A new Code of Practice in 2014
The new draft legislation on reform of provision for children and young people with special educational needs indicates that a new Code of Practice will be implemented in 2014.
The proposed new provisions, presented in 51 clauses in the draft legislation, do not include details of arrangements that will need to be put in place to make it manageable for local authorities – and schools – to make a smooth transition from using the current statutory framework to using a new one. The DfE recognises the challenges involved in introducing a new system and is currently looking at ways of doing so that will not be disruptive or counterproductive. At the same time, it is committed to introducing new arrangements as soon as possible for the benefit of children, young people and their families.
The new provisions of a special educational needs statutory framework will retain a requirement for a Code of Practice (clause 44), the purpose of which will be to give guidance on how functions under these new provisions will be carried out by:
• local authorities
• governing bodies of schools and further education institutions (further education colleges and sixth form colleges)
• proprietors of academies (including free schools)
• management committees of pupil referral units (PRUs)
• providers of relevant early years education.
These bodies will be required to take account of the guidance in Code of Practice, and so too will other providers of services, including health and social care.
The new Code will almost certainly contain much that is familiar, as well as new provisions covering well documented plans to introduce streamlined assessment procedures, education and health care plans, the option of personal budgets, joint commissioning of services and associated responsibilities for delivery, and greater parental/student choice with regard to educational placement in a diverse range of educational provision.
Defining the new single school-based category?
Clauses in the draft legislation do not cover all of the issues that SENCOs and other SEN professionals will be interested in. For example, there is no reference to the critical issue of defining a new single school-based category of special educational needs to replace current School Action and School Action Plus. This is a matter of concern, but will no doubt be addressed through further development work and discussion with relevant stakeholders, including, I hope, experienced SENCOs. The result of this further work will inform the content of the new Code as it is drafted during the passage of the Children and Families Bill in the coming months. A final version should then be available after the Bill has been given Royal Assent, probably in 2013, enabling local authorities, schools and other education providers, and parents to familiarise themselves with it before provisions come into force in 2014.
Helping parents stay infomed
What will be new in the Code is statutory guidance on inclusive schooling. Under the current system, this is published separately from the Code of Practice and the DfE is concerned about a lack of awareness of key information that should help parents to make informed choices about the educational provision they may want for their child. This guidance will also be important to young people leaving school who may want to express their views on future education or training opportunities.

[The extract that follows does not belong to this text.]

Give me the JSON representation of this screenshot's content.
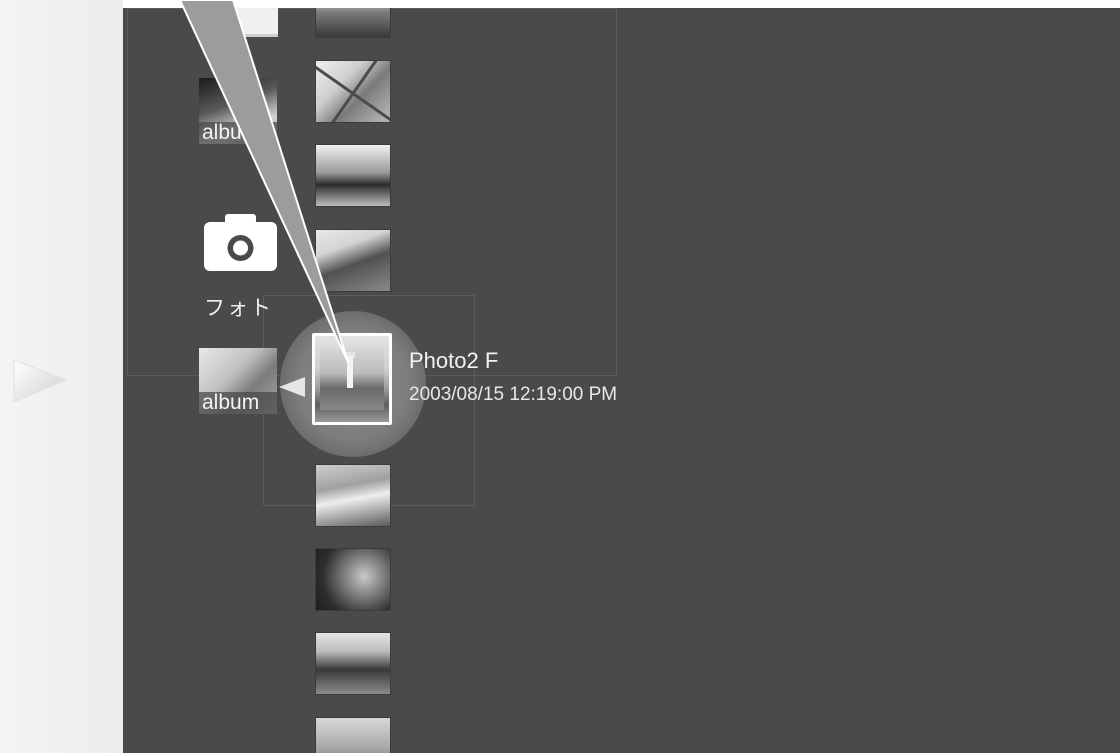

The new Code will also extend its coverage of education phases – and this is particularly welcome – to cover further education and training. This is in accord with a commitment to meeting the needs of children, young people and adults between the ages of 0-25.
When the DfE published its green paper on SEN and disability in 2011, it made it clear that a new Code of Practice would be shorter and less bureaucratic than the current version. This may be difficult to achieve if the 2014 Code is to cover guidance across all phases of education and training and meet the needs of different audiences, including education, health, and social service professional, parents, children and young people, and other interested professionals.
SEN terminology to be reviewed
Finally, there is a possibility that the new Code of Practice will abandon the use of the term SEN completely. Problems of terminology were pointed out to the DfE during its consultation on the SEND green paper, so it is somewhat surprising the department has only just acknowledged this in a letter to Graham Stuart, Chair of the Education Select Committee on 4 September 2012. In writing to the committee, Sarah Teather, minister of state for children and families at the time, asked for advice on whether it would be appropriate to replace the term ‘special educational needs’ with ‘learning difficulties and/or a disability’. It will be interesting to see if the committee, in a ‘pre-legislation scrutiny’ role, does have a view on the matter, and if so, how it might influence the drafting of legislation without slowing down the process considerably. The minister’s request for advice may have been belated, and could yet provide an opportunity for important debate because of big questions it raises about complex concepts and not just the labels that parents and professionals may have grown accustomed to using. However, because the government will want to finalise legislation and guidance sooner than later, it seems likely that they will settle for the status quo of SEN, the currently favoured SEND or the ungainly learning difficulties and/or disability (LDD) favoured by Ofsted a few years ago.